Using an anonymous self-administered questionnaire and the CAGE Questionnaire for alcohol use problems, 1,720 students were surveyed.
Of the whole student sample 63.3% reported that they had ever tried drinking alcohol, and 48.5% had used alcohol in the past year. Sixty five percent of the students had been drinking once a month or more frequently. The overall prevalence of alcohol use problems according to CAGE2+ was 9.7% (19.9% among the students who used alcohol in the past year). In multivariate analysis, male students tended to have problems with alcohol about three times more than females. Living in the dormitory seemed to be protective in terms of frequent drinking, and as educational level of the parents increased, the odds of drinking at least once a month increased. Students whose mothers were illiterate or primary school graduate tended to give more positive answers to the Cut-down, Annoyed and Guilty items. The odds of giving a positive answer to the Cut-down item among those living alone was greater than the other residence groups. Predictors of positive answer to the Eye-opener item were male gender, living alone at home, and residence of the family being in a foreign country. Paternal educational level being in the illiterate/primary school category was significantly related with more positive answers to the Guilty item.

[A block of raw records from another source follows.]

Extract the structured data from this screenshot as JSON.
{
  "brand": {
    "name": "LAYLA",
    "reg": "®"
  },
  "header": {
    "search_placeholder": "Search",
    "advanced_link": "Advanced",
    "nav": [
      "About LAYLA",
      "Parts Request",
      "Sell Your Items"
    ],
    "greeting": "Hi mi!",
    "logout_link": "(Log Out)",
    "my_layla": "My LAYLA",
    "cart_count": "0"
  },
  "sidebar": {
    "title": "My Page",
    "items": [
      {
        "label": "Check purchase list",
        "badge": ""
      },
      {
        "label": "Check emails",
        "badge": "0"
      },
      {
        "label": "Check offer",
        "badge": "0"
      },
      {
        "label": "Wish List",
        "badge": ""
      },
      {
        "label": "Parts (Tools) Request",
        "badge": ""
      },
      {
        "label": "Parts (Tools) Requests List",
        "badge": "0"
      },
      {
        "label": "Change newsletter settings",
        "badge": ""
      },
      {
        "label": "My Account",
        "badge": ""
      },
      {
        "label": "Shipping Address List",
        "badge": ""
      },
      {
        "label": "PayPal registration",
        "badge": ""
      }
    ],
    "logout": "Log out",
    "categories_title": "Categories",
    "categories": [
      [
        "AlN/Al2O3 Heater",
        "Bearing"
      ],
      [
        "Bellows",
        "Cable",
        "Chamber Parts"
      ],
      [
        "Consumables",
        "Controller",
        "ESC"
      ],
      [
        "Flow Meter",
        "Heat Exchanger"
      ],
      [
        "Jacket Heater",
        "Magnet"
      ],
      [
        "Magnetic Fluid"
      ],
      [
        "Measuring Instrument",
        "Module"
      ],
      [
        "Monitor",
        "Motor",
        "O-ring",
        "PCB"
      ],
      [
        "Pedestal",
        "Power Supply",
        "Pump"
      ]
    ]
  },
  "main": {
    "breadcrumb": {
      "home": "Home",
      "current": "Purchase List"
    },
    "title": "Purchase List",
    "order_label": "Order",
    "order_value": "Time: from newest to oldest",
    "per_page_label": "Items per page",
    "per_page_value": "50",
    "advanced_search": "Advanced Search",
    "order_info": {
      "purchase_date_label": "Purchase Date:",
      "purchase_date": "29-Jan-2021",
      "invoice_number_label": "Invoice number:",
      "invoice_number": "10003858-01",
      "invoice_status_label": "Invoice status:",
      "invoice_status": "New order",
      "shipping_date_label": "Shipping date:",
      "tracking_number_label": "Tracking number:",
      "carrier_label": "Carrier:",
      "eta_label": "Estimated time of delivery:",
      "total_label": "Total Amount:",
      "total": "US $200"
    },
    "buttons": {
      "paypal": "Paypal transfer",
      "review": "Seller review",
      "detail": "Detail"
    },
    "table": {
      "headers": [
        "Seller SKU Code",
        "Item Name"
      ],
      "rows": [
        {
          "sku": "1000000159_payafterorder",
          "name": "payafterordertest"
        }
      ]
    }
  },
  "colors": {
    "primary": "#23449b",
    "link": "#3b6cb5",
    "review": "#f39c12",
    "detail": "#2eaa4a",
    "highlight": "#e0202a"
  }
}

Drinking problems among university students in Turkey are more prevalent when compared with prevalence rates shown in other surveys in Turkey. Alternative ways of socialization should be provided for the university youth in order to prevent alcohol use problems in the future.